Written by Lewis Tizard, second-year Sport Journalism BA(Hons) student
Sky Sports presenter Kelly Cates believes women can now “see a path for themselves” when seeking careers in journalism and the media.
Cates, who also works as a presenter Radio 5 Live, was speaking to University of Brighton Journalism and Sports Journalism students at the University’s annual Sport Journalism Lecture.
Cates said: “As I have gone through my career, it’s coincided with women becoming more involved in sport. I see it with younger reporters coming through and women who are in the earlier stages of their careers.
“They see a path for themselves now, whereas I’m not sure I did. Gabby Logan, Sue Barker (aside), there weren’t that many women to help me see a path for myself. But as I kept on working things started to open up as I went along. I’ve never been the first woman to do anything, but I still think there is a perception that women won’t be able to make the next step, when in fact that’s not the case at all.
“The women working across sport – we all know each other and we’re all really supportive of one another. It’s not a backstabbing group where everyone is trying to get one over. We are all genuinely really pleased for each other when something comes along.”

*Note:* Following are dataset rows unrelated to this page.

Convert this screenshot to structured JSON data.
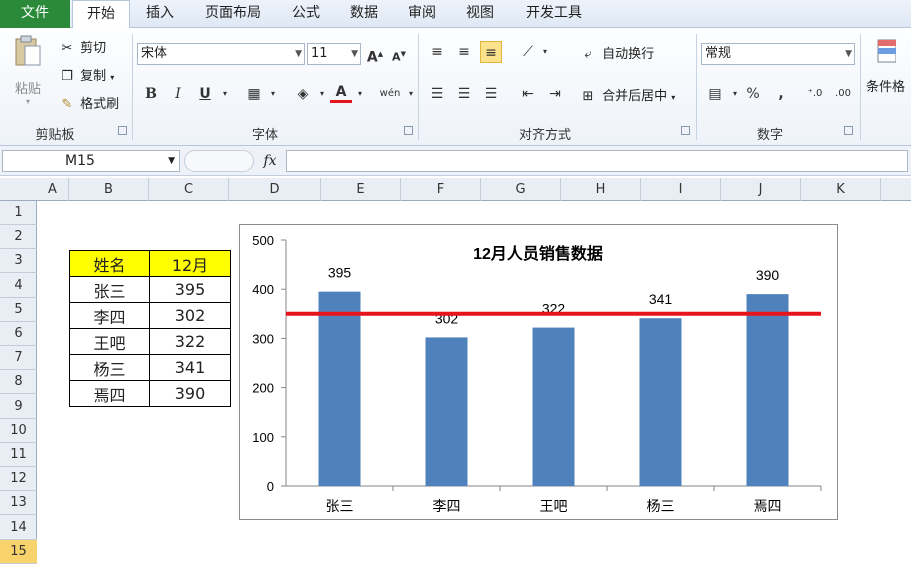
{
  "tabs": {
    "file": "文件",
    "home": "开始",
    "insert": "插入",
    "page_layout": "页面布局",
    "formulas": "公式",
    "data": "数据",
    "review": "审阅",
    "view": "视图",
    "developer": "开发工具"
  },
  "clipboard": {
    "paste": "粘贴",
    "cut": "剪切",
    "copy": "复制",
    "format_painter": "格式刷",
    "label": "剪贴板"
  },
  "font": {
    "name": "宋体",
    "size": "11",
    "label": "字体",
    "grow": "A",
    "shrink": "A",
    "bold": "B",
    "italic": "I",
    "underline": "U",
    "phonetic": "wén"
  },
  "alignment": {
    "wrap_text": "自动换行",
    "merge_center": "合并后居中",
    "label": "对齐方式"
  },
  "number": {
    "format": "常规",
    "label": "数字",
    "percent": "%",
    "comma": ","
  },
  "styles": {
    "conditional": "条件格"
  },
  "formula_bar": {
    "name_box": "M15",
    "fx": "fx",
    "content": ""
  },
  "columns": [
    "A",
    "B",
    "C",
    "D",
    "E",
    "F",
    "G",
    "H",
    "I",
    "J",
    "K"
  ],
  "rows": [
    "1",
    "2",
    "3",
    "4",
    "5",
    "6",
    "7",
    "8",
    "9",
    "10",
    "11",
    "12",
    "13",
    "14",
    "15"
  ],
  "table": {
    "header": [
      "姓名",
      "12月"
    ],
    "rows": [
      {
        "name": "张三",
        "value": "395"
      },
      {
        "name": "李四",
        "value": "302"
      },
      {
        "name": "王吧",
        "value": "322"
      },
      {
        "name": "杨三",
        "value": "341"
      },
      {
        "name": "焉四",
        "value": "390"
      }
    ]
  },
  "colors": {
    "bar": "#4f81bd",
    "average_line": "#e8141c",
    "header_fill": "#ffff00",
    "file_tab": "#2a8a3a"
  },
  "chart_data": {
    "type": "bar",
    "title": "12月人员销售数据",
    "categories": [
      "张三",
      "李四",
      "王吧",
      "杨三",
      "焉四"
    ],
    "values": [
      395,
      302,
      322,
      341,
      390
    ],
    "yticks": [
      "0",
      "100",
      "200",
      "300",
      "400",
      "500"
    ],
    "ylim": [
      0,
      500
    ],
    "reference_line": 350,
    "legend": "none",
    "grid": false,
    "data_labels": true
  }
}
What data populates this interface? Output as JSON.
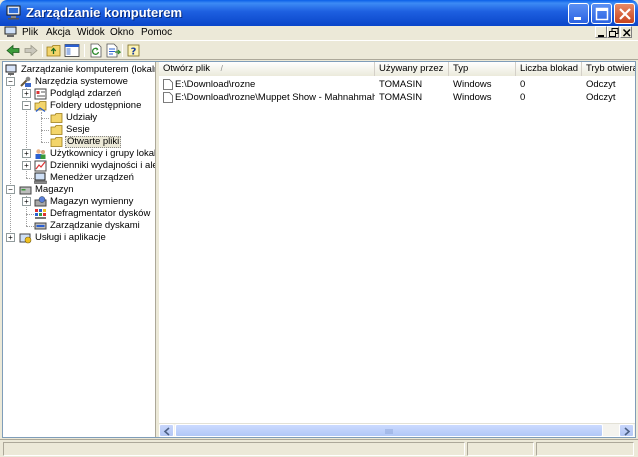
{
  "window": {
    "title": "Zarządzanie komputerem"
  },
  "menu": {
    "items": [
      "Plik",
      "Akcja",
      "Widok",
      "Okno",
      "Pomoc"
    ]
  },
  "toolbar": {
    "buttons": [
      "back-icon",
      "forward-icon",
      "up-folder-icon",
      "show-tree-icon",
      "refresh-icon",
      "export-icon",
      "help-icon"
    ]
  },
  "tree": {
    "root": "Zarządzanie komputerem (lokalne)",
    "system_tools": "Narzędzia systemowe",
    "event_viewer": "Podgląd zdarzeń",
    "shared_folders": "Foldery udostępnione",
    "shares": "Udziały",
    "sessions": "Sesje",
    "open_files": "Otwarte pliki",
    "local_users": "Użytkownicy i grupy lokalne",
    "perf_logs": "Dzienniki wydajności i alerty",
    "device_manager": "Menedżer urządzeń",
    "storage": "Magazyn",
    "removable_storage": "Magazyn wymienny",
    "defrag": "Defragmentator dysków",
    "disk_management": "Zarządzanie dyskami",
    "services_apps": "Usługi i aplikacje"
  },
  "list": {
    "columns": [
      "Otwórz plik",
      "Używany przez",
      "Typ",
      "Liczba blokad",
      "Tryb otwierania"
    ],
    "rows": [
      [
        "E:\\Download\\rozne",
        "TOMASIN",
        "Windows",
        "0",
        "Odczyt"
      ],
      [
        "E:\\Download\\rozne\\Muppet Show - Mahnahmahna.mpg",
        "TOMASIN",
        "Windows",
        "0",
        "Odczyt"
      ]
    ]
  },
  "colors": {
    "title_bar": "#0a46c9",
    "selection": "#ece9d8",
    "face": "#ece9d8"
  }
}
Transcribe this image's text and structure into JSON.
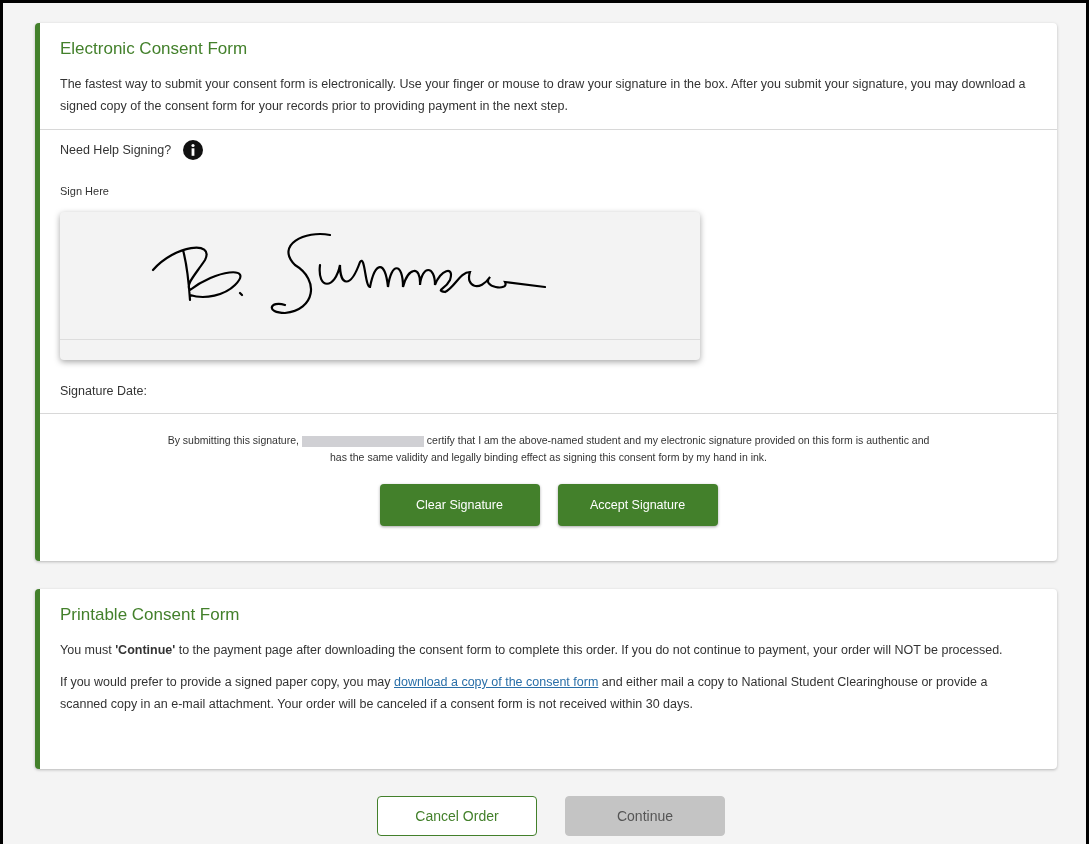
{
  "electronic_form": {
    "title": "Electronic Consent Form",
    "intro": "The fastest way to submit your consent form is electronically. Use your finger or mouse to draw your signature in the box. After you submit your signature, you may download a signed copy of the consent form for your records prior to providing payment in the next step.",
    "help_label": "Need Help Signing?",
    "sign_label": "Sign Here",
    "date_label": "Signature Date:",
    "certify_before": "By submitting this signature,",
    "certify_after": "certify that I am the above-named student and my electronic signature provided on this form is authentic and has the same validity and legally binding effect as signing this consent form by my hand in ink.",
    "buttons": [
      "Clear Signature",
      "Accept Signature"
    ]
  },
  "printable_form": {
    "title": "Printable Consent Form",
    "notice": "You must **'Continue'** to the payment page after downloading the consent form to complete this order. If you do not continue to payment, your order will NOT be processed.",
    "paper_before": "If you would prefer to provide a signed paper copy, you may",
    "paper_link": "download a copy of the consent form",
    "paper_after": "and either mail a copy to National Student Clearinghouse or provide a scanned copy in an e-mail attachment. Your order will be canceled if a consent form is not received within 30 days."
  },
  "footer_buttons": [
    {
      "label": "Cancel Order",
      "kind": "outline",
      "disabled": false
    },
    {
      "label": "Continue",
      "kind": "solid",
      "disabled": true
    }
  ]
}
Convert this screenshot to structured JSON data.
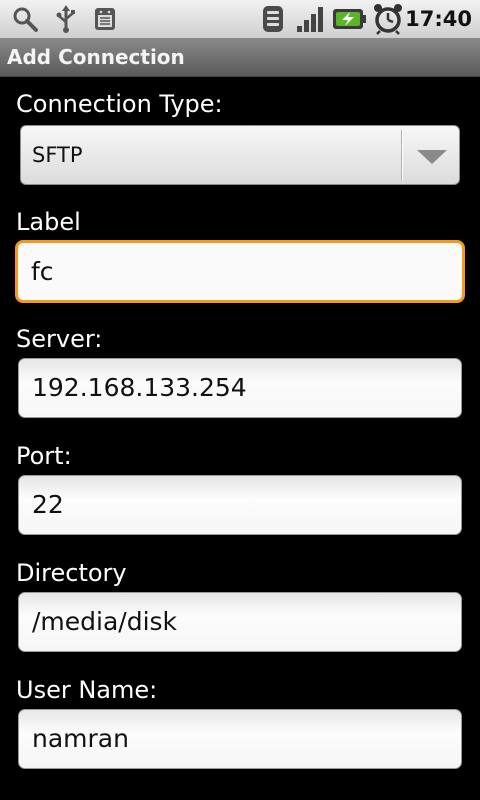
{
  "status_bar": {
    "time": "17:40",
    "left_icons": [
      "search-icon",
      "usb-icon",
      "android-debug-icon"
    ],
    "right_icons": [
      "wifi-icon",
      "signal-icon",
      "battery-charging-icon",
      "alarm-clock-icon"
    ]
  },
  "title_bar": {
    "title": "Add Connection"
  },
  "form": {
    "connection_type": {
      "label": "Connection Type:",
      "value": "SFTP"
    },
    "label_field": {
      "label": "Label",
      "value": "fc"
    },
    "server": {
      "label": "Server:",
      "value": "192.168.133.254"
    },
    "port": {
      "label": "Port:",
      "value": "22"
    },
    "directory": {
      "label": "Directory",
      "value": "/media/disk"
    },
    "user_name": {
      "label": "User Name:",
      "value": "namran"
    }
  },
  "colors": {
    "focus": "#f39a1a",
    "background": "#000000"
  }
}
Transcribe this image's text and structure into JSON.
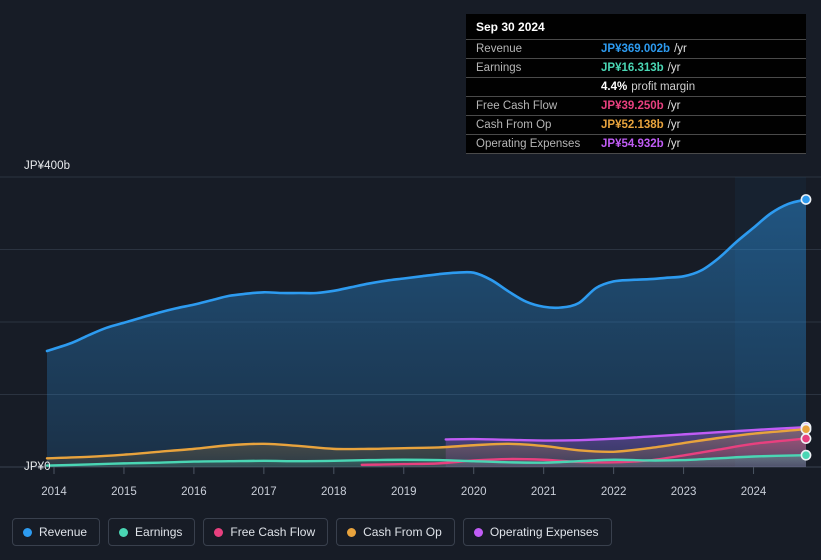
{
  "background_color": "#171c26",
  "tooltip": {
    "title": "Sep 30 2024",
    "rows": [
      {
        "label": "Revenue",
        "value": "JP¥369.002b",
        "suffix": "/yr",
        "color": "#2d9bf0"
      },
      {
        "label": "Earnings",
        "value": "JP¥16.313b",
        "suffix": "/yr",
        "color": "#4ad6b4"
      },
      {
        "label": "",
        "value": "4.4%",
        "suffix": "",
        "sub": "profit margin",
        "color": "#ffffff"
      },
      {
        "label": "Free Cash Flow",
        "value": "JP¥39.250b",
        "suffix": "/yr",
        "color": "#e8407f"
      },
      {
        "label": "Cash From Op",
        "value": "JP¥52.138b",
        "suffix": "/yr",
        "color": "#e8a33d"
      },
      {
        "label": "Operating Expenses",
        "value": "JP¥54.932b",
        "suffix": "/yr",
        "color": "#c05cf5"
      }
    ]
  },
  "y_axis": {
    "top_label": "JP¥400b",
    "zero_label": "JP¥0"
  },
  "legend": {
    "items": [
      {
        "label": "Revenue",
        "color": "#2d9bf0"
      },
      {
        "label": "Earnings",
        "color": "#4ad6b4"
      },
      {
        "label": "Free Cash Flow",
        "color": "#e8407f"
      },
      {
        "label": "Cash From Op",
        "color": "#e8a33d"
      },
      {
        "label": "Operating Expenses",
        "color": "#c05cf5"
      }
    ]
  },
  "chart_data": {
    "type": "area",
    "title": "",
    "xlabel": "",
    "ylabel": "JP¥",
    "ylim": [
      0,
      400
    ],
    "grid": true,
    "grid_values": [
      0,
      100,
      200,
      300,
      400
    ],
    "legend_position": "bottom",
    "categories": [
      "2014",
      "2015",
      "2016",
      "2017",
      "2018",
      "2019",
      "2020",
      "2021",
      "2022",
      "2023",
      "2024"
    ],
    "x_tick_labels": [
      "2014",
      "2015",
      "2016",
      "2017",
      "2018",
      "2019",
      "2020",
      "2021",
      "2022",
      "2023",
      "2024"
    ],
    "units": "JP¥ billions per year",
    "series": [
      {
        "name": "Revenue",
        "color": "#2d9bf0",
        "x": [
          2013.9,
          2014.25,
          2014.5,
          2014.75,
          2015.0,
          2015.25,
          2015.5,
          2015.75,
          2016.0,
          2016.25,
          2016.5,
          2016.75,
          2017.0,
          2017.25,
          2017.5,
          2017.75,
          2018.0,
          2018.25,
          2018.5,
          2018.75,
          2019.0,
          2019.25,
          2019.5,
          2019.75,
          2020.0,
          2020.25,
          2020.5,
          2020.75,
          2021.0,
          2021.25,
          2021.5,
          2021.75,
          2022.0,
          2022.25,
          2022.5,
          2022.75,
          2023.0,
          2023.25,
          2023.5,
          2023.75,
          2024.0,
          2024.25,
          2024.5,
          2024.75
        ],
        "values": [
          160,
          171,
          182,
          192,
          199,
          206,
          213,
          219,
          224,
          230,
          236,
          239,
          241,
          240,
          240,
          240,
          243,
          248,
          253,
          257,
          260,
          263,
          266,
          268,
          268,
          258,
          242,
          228,
          221,
          220,
          226,
          247,
          256,
          258,
          259,
          261,
          263,
          271,
          288,
          310,
          330,
          350,
          363,
          369.002
        ],
        "end_value": 369.002
      },
      {
        "name": "Earnings",
        "color": "#4ad6b4",
        "x": [
          2013.9,
          2014.5,
          2015.0,
          2015.5,
          2016.0,
          2016.5,
          2017.0,
          2017.5,
          2018.0,
          2018.5,
          2019.0,
          2019.5,
          2020.0,
          2020.5,
          2021.0,
          2021.5,
          2022.0,
          2022.5,
          2023.0,
          2023.5,
          2024.0,
          2024.75
        ],
        "values": [
          2.0,
          3.5,
          5.0,
          6.0,
          7.5,
          8.0,
          8.5,
          8.0,
          8.5,
          9.5,
          10.0,
          9.5,
          8.0,
          6.5,
          6.0,
          8.0,
          10.0,
          9.0,
          9.5,
          12.0,
          14.5,
          16.313
        ],
        "end_value": 16.313
      },
      {
        "name": "Free Cash Flow",
        "color": "#e8407f",
        "x": [
          2018.4,
          2018.75,
          2019.0,
          2019.5,
          2020.0,
          2020.5,
          2021.0,
          2021.5,
          2022.0,
          2022.5,
          2023.0,
          2023.5,
          2024.0,
          2024.75
        ],
        "values": [
          3.0,
          3.5,
          4.0,
          5.0,
          9.0,
          11.0,
          10.0,
          7.0,
          6.5,
          9.0,
          16.0,
          24.0,
          32.0,
          39.25
        ],
        "end_value": 39.25
      },
      {
        "name": "Cash From Op",
        "color": "#e8a33d",
        "x": [
          2013.9,
          2014.5,
          2015.0,
          2015.5,
          2016.0,
          2016.5,
          2017.0,
          2017.5,
          2018.0,
          2018.5,
          2019.0,
          2019.5,
          2020.0,
          2020.5,
          2021.0,
          2021.5,
          2022.0,
          2022.5,
          2023.0,
          2023.5,
          2024.0,
          2024.75
        ],
        "values": [
          12.0,
          14.0,
          17.0,
          21.0,
          25.0,
          30.0,
          32.0,
          29.0,
          25.0,
          25.0,
          26.0,
          27.0,
          30.0,
          32.0,
          29.0,
          23.0,
          21.0,
          26.0,
          33.0,
          40.0,
          46.0,
          52.138
        ],
        "end_value": 52.138
      },
      {
        "name": "Operating Expenses",
        "color": "#c05cf5",
        "x": [
          2019.6,
          2020.0,
          2020.5,
          2021.0,
          2021.5,
          2022.0,
          2022.5,
          2023.0,
          2023.5,
          2024.0,
          2024.75
        ],
        "values": [
          38.0,
          38.5,
          37.5,
          36.5,
          37.0,
          39.0,
          42.0,
          45.0,
          48.0,
          51.0,
          54.932
        ],
        "end_value": 54.932
      }
    ]
  }
}
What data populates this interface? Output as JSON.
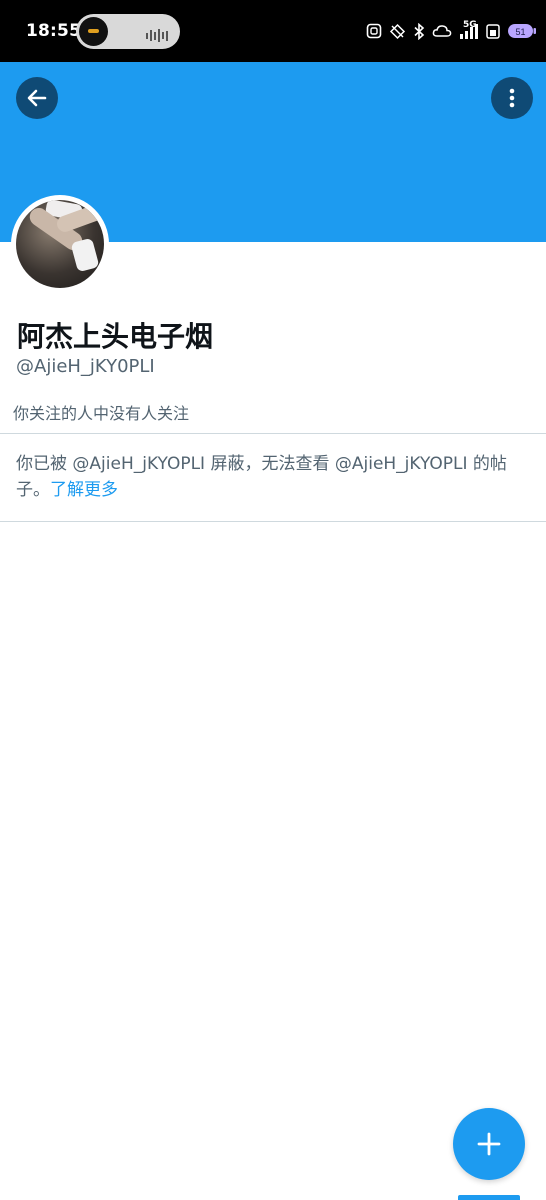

The 42-year-old was chosen to be part of Setanta’s Premier League coverage in 2007, and has since worked on many forms of football packages, ranging from the Football League to the 2010 FIFA World Cup.
Cates was part of a four-person lecture panel at the University’s Eastbourne campus. The panel also featured fellow Sky Sports colleagues Geoff Shreeves, Martin Tyler and Billy McGinty.
The trio shared views on the importance of journalism.
Shreeves, touchline reporter for Sky Sports, said: “Journalism is a funny thing because it’s not a science, you can’t add numbers together. It’s a touch. It’s a feel. It’s not something you can Google and say ‘what is the story here’. It’s a fantastic and fascinating craft.”
Tyler, Sky Sports commentator and considered the voice of football, is concerned for the future of journalism, due to, he said, television becoming more pictorial and musical and far less journalistic.
He did support journalism though, adding: “At ITV when I was an editorial assistant, we dealt all the time with stories, and for every game it is ‘what is the story’. I always read all the papers after the game to see how they’ve reported it journalistically. If you want to be a journalist, the who, what, when, how and why are always important – the facts of the matter are always important.
“If you do something glossy but it’s libellous or slanderous because you don’t have any journalistic skills, then you’re in trouble. For me, the journalistic standards need to be assessed in television at the minute, and if you’re the guys (the students) to do it, then well done.”